Using the listing below, report how many lines hold the word "this", and nothing else.

Data under study:
┄┄┄┄┄┄

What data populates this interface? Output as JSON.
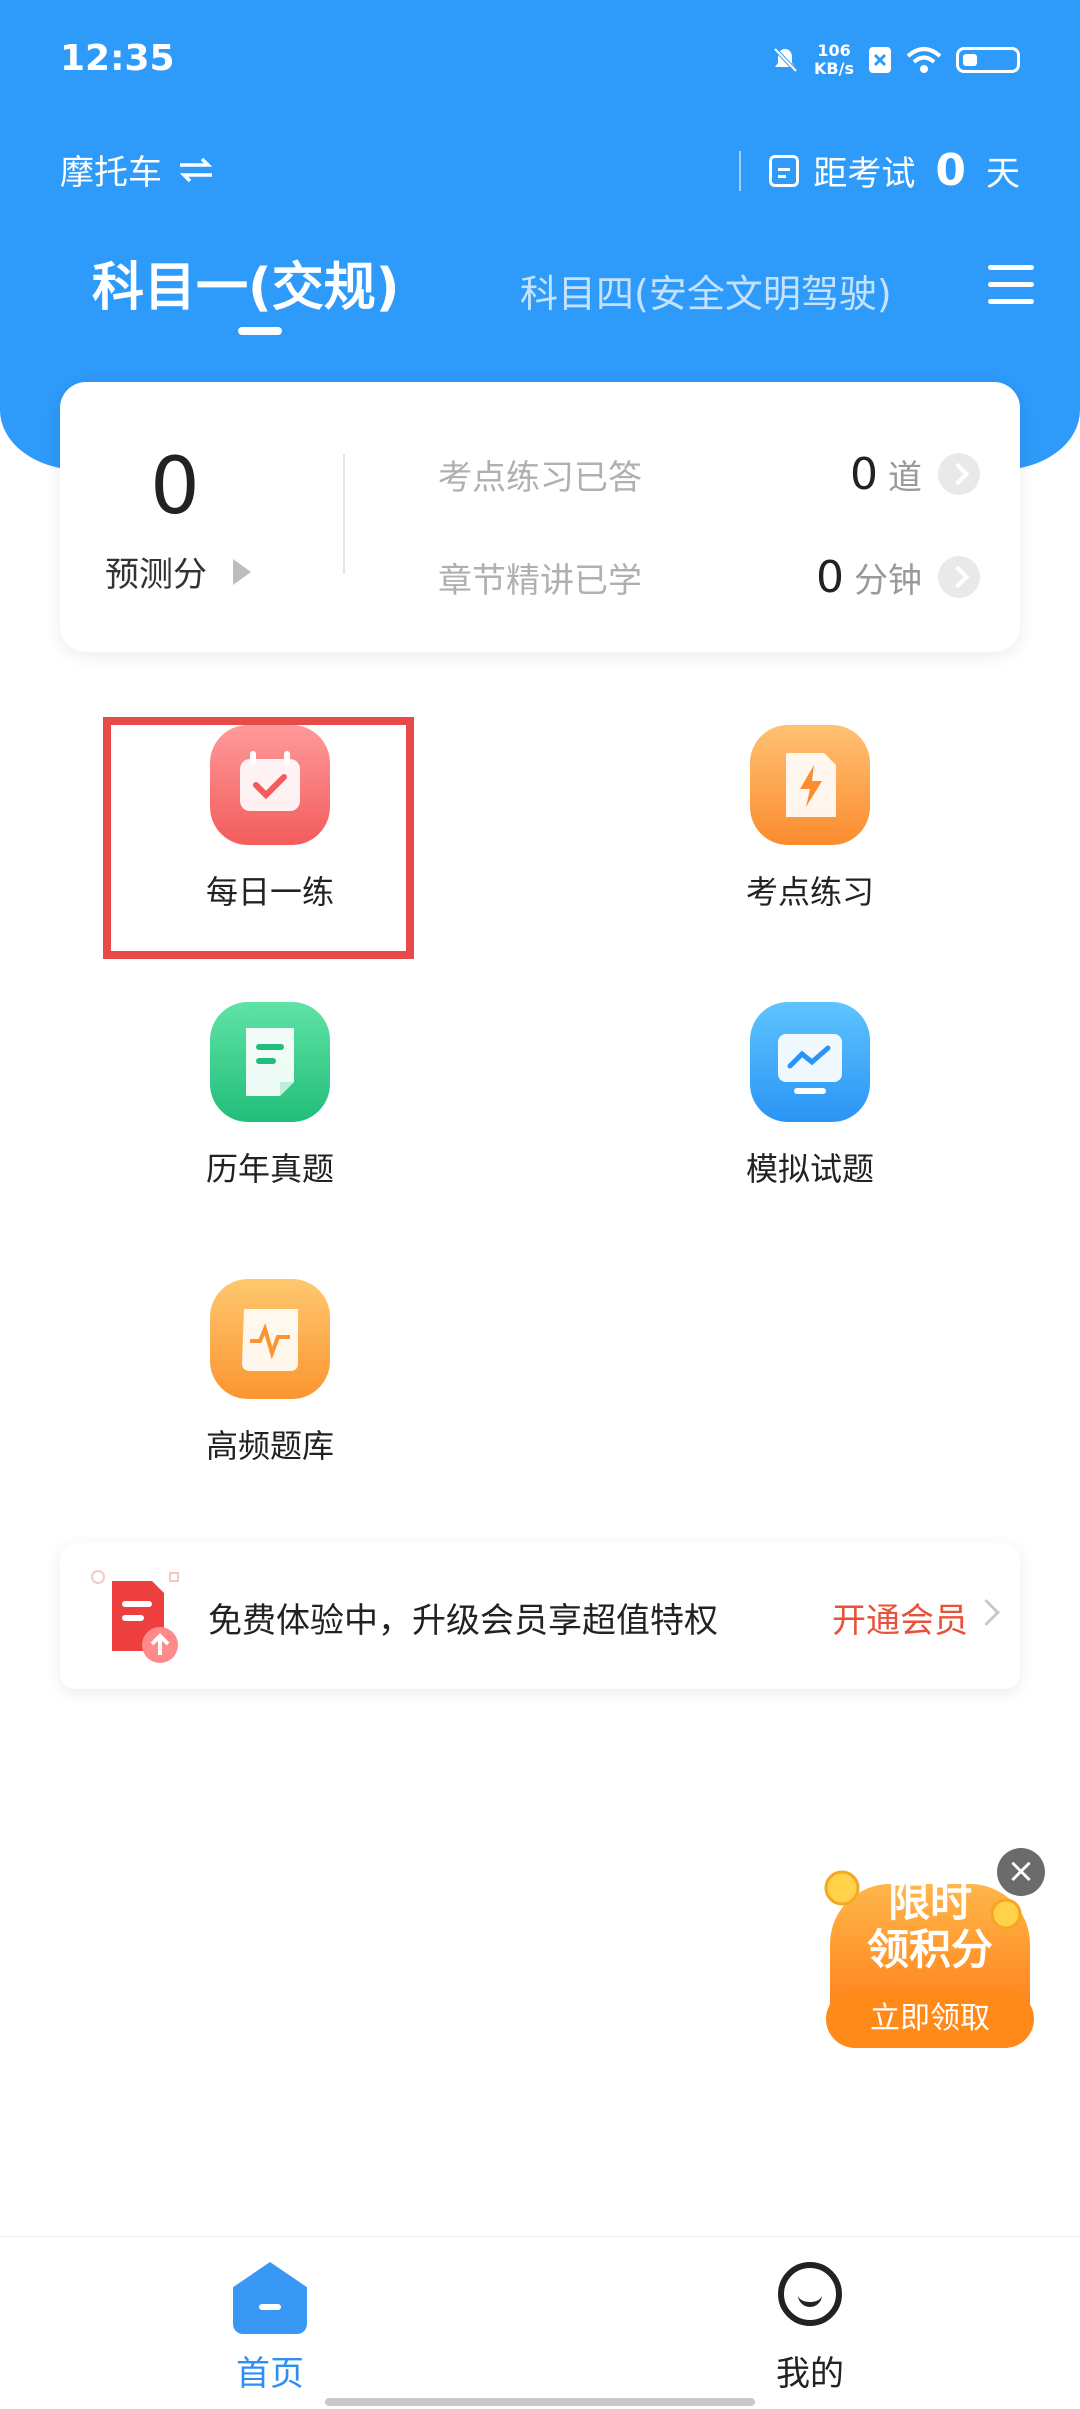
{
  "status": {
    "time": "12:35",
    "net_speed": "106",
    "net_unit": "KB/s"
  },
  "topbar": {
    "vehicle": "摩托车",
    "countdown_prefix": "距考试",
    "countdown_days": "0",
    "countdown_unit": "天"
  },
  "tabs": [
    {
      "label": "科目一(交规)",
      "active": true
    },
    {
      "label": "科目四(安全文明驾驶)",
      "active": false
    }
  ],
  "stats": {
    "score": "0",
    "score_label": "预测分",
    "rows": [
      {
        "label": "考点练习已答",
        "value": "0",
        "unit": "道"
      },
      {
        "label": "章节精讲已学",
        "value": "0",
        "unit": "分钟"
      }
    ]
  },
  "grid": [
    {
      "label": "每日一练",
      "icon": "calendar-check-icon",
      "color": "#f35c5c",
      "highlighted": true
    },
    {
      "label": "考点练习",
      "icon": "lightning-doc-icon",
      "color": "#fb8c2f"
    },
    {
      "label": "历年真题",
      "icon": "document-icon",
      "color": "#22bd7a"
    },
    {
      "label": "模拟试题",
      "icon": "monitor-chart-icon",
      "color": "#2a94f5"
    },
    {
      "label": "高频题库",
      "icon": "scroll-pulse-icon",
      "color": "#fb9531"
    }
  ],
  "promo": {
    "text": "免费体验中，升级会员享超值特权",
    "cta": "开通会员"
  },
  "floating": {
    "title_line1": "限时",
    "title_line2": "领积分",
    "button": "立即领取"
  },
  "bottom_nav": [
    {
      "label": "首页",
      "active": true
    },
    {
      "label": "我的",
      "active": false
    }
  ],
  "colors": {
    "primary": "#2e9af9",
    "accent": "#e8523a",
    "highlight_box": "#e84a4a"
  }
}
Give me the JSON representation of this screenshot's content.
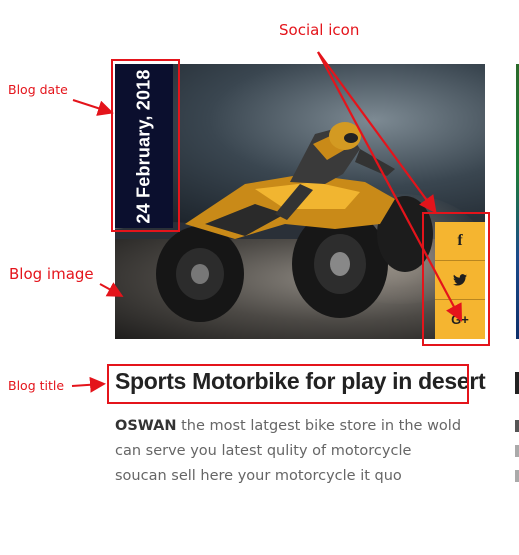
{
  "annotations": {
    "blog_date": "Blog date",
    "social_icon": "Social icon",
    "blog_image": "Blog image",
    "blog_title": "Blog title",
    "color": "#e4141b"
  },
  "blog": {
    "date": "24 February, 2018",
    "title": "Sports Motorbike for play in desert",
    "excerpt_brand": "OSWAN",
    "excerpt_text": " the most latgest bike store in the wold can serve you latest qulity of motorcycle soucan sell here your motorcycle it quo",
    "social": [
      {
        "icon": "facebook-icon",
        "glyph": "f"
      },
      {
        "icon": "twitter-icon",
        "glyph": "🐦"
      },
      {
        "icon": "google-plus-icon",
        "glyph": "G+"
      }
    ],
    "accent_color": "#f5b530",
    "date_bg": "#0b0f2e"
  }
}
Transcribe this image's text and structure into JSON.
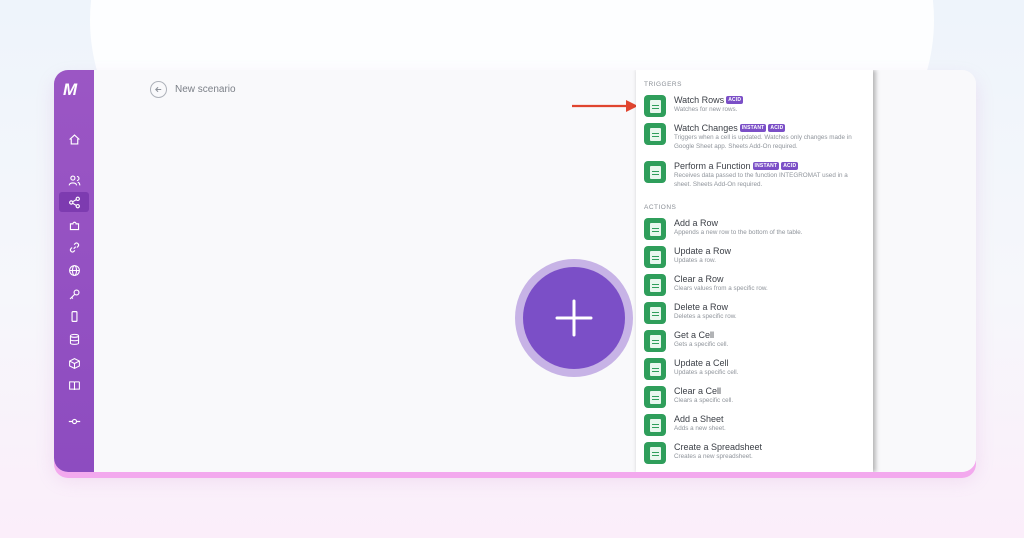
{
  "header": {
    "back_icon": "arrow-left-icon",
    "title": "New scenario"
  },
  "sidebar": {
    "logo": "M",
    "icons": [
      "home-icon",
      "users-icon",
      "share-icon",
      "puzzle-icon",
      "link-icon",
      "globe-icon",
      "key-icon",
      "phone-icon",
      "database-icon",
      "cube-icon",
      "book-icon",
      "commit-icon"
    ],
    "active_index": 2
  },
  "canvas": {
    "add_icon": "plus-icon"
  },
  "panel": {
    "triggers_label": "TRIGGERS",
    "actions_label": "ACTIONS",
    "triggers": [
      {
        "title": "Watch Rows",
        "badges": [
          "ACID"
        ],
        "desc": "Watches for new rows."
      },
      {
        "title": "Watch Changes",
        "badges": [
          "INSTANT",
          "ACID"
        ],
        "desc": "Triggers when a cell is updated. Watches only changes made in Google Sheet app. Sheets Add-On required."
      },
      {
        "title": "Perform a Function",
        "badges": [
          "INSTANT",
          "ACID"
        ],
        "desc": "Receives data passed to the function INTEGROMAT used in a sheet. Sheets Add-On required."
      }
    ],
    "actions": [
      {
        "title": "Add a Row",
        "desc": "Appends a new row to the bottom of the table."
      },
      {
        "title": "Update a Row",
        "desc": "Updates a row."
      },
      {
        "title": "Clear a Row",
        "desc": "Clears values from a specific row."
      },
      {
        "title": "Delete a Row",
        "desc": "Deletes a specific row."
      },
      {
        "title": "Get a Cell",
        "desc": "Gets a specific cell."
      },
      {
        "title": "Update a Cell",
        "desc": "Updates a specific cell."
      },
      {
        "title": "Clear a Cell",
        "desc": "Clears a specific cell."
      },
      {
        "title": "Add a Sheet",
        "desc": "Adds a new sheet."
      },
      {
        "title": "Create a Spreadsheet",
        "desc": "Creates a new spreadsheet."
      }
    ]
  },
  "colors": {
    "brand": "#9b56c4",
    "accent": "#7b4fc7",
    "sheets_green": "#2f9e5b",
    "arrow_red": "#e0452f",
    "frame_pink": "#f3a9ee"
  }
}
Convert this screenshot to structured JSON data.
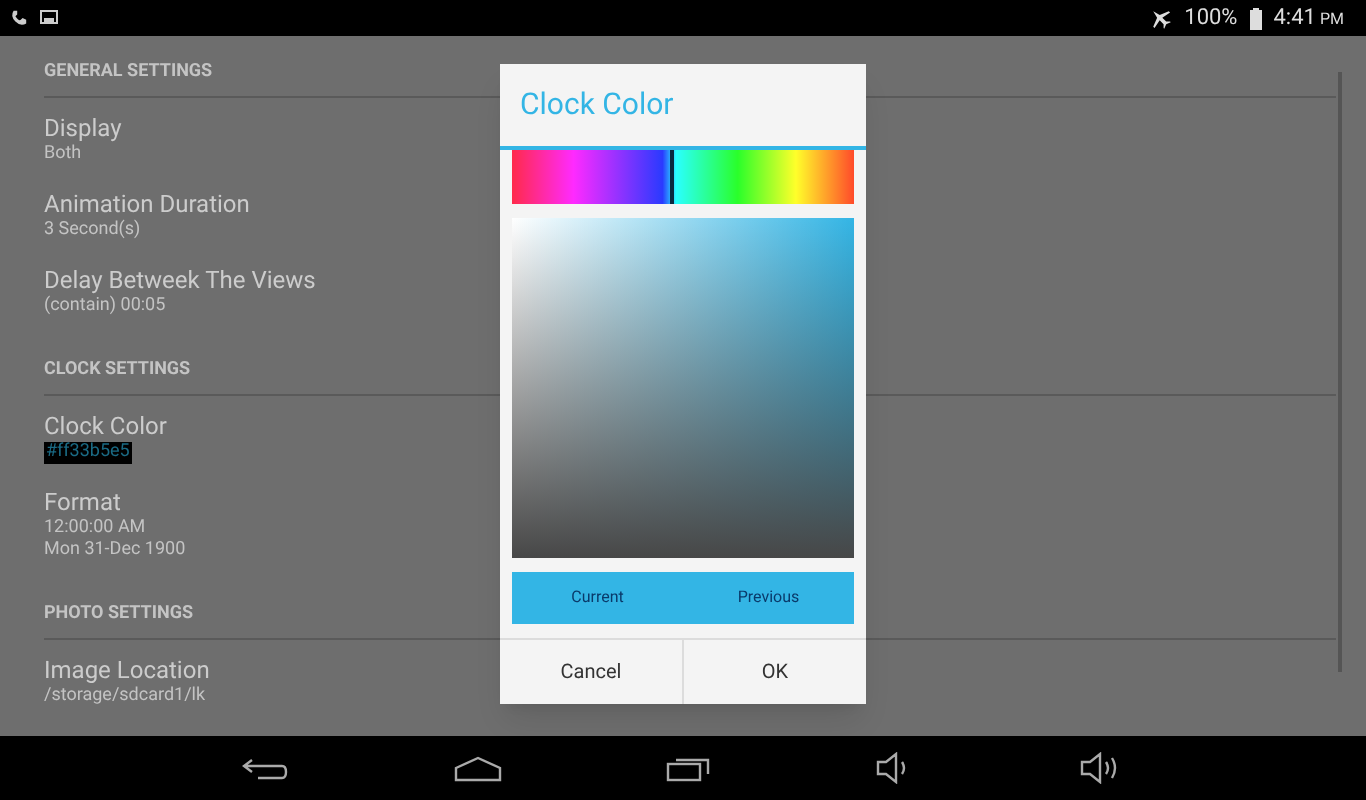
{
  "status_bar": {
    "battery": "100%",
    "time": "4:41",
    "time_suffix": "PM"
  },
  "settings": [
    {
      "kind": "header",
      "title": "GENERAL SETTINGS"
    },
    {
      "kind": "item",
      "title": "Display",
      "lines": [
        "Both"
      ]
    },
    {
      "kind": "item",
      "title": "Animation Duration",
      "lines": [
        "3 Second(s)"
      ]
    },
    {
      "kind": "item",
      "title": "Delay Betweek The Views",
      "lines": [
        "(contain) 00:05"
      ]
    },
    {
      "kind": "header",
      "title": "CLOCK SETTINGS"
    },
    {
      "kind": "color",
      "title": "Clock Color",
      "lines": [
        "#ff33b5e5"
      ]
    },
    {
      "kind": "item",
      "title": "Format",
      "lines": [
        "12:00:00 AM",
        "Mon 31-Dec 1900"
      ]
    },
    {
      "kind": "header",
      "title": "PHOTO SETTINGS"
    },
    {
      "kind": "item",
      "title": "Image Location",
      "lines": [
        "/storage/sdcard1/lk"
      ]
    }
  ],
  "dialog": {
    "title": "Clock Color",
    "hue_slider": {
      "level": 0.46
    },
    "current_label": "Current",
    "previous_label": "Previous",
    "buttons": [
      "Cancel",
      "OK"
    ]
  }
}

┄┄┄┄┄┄

Answer to the exercise: 4